Again! Not legal advice! Don't try this at home! In fact, this ignores most of what really happens in these cases. If you insider trade you can be accused of a whole complex of related things - from wire fraud to obstruction of justice - some of which will make your sentence worse. For example, this model predicts only about 10 years for Raj, while prosecutors think his guidelines range is 19.5 to 24 years.

But - overall this chart sort of works, in that the real sentences mostly more or less fit its naive predictions. Which suggests that the online calculator is a decent guess for how much each dollar of ill-gotten gains is going to cost you. And that Raj has some hope of getting out of prison before his constellation of ailments catches up to him.


Technical notes that you should probably ignore:

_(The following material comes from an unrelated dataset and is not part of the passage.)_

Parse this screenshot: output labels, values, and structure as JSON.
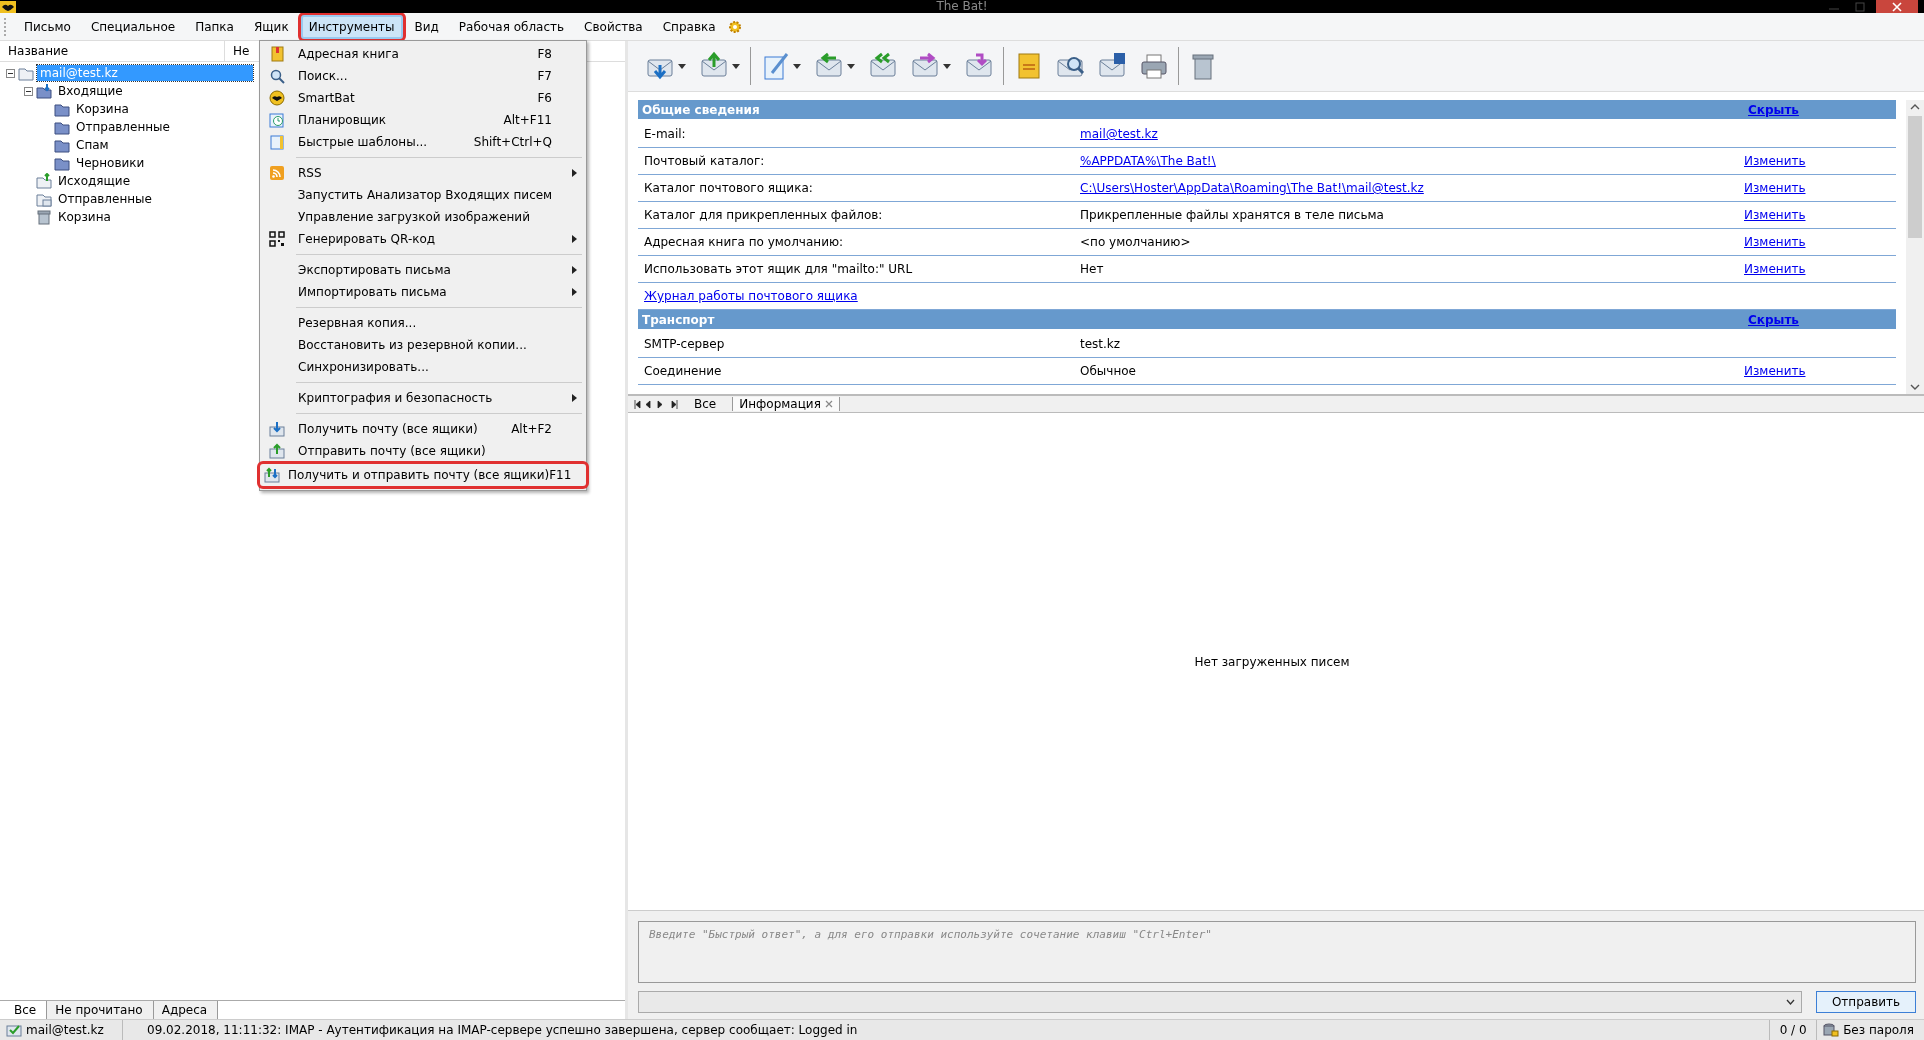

* x-axis is log of amount of profit in dollars; y-axis is years of sentence. * Curves calculated using the calculator at
- Uses 18 U.S.C. § 1348) as the statute of conviction (and a statutory maximum of greater than 20 years, as the maximum for insider trading is 25).
- Assumes no criminal history, zero victims, and no enhancements checked except, for "Industry" curves, the box for:The offense involved a violation of securities law and, at the time of the offense, the defendant was (i) an officer or a director of a publicly traded company; (ii) a registered broker or dealer, or a person associated with a broker or dealer; or (iii) an investment adviser, or a person associated with an investment adviser? - For "Trial" curves, assumes no acceptance of responsibility. For "Plea" curves assumes acceptance of responsibility with brief from prosecutor.
- Graphs bottom of guidelines range

* Dots are based on recent insider trading sentences in the Southern District of New York, mostly for Galleon-related matters, as follows (amounts of profit cobbled together from various sources and somewhat unreliable):
- Robert Moffat, 6 months, amount of gain unclear but argued in sentencing it's less than $5,000
- Ali Hariri, 18 months, gain $200-$400k
- Mark Kurland, 27 months, $900k
- Arthur Cutillo, 30 months, $378k
- Danielle Chiesi, 30 months, $900k
- Donald Longueuil, 30 months, $1.25mm
- Jason Goldfarb, 36 months, $1.1mm
- Craig Drimal, 66 months, $10mm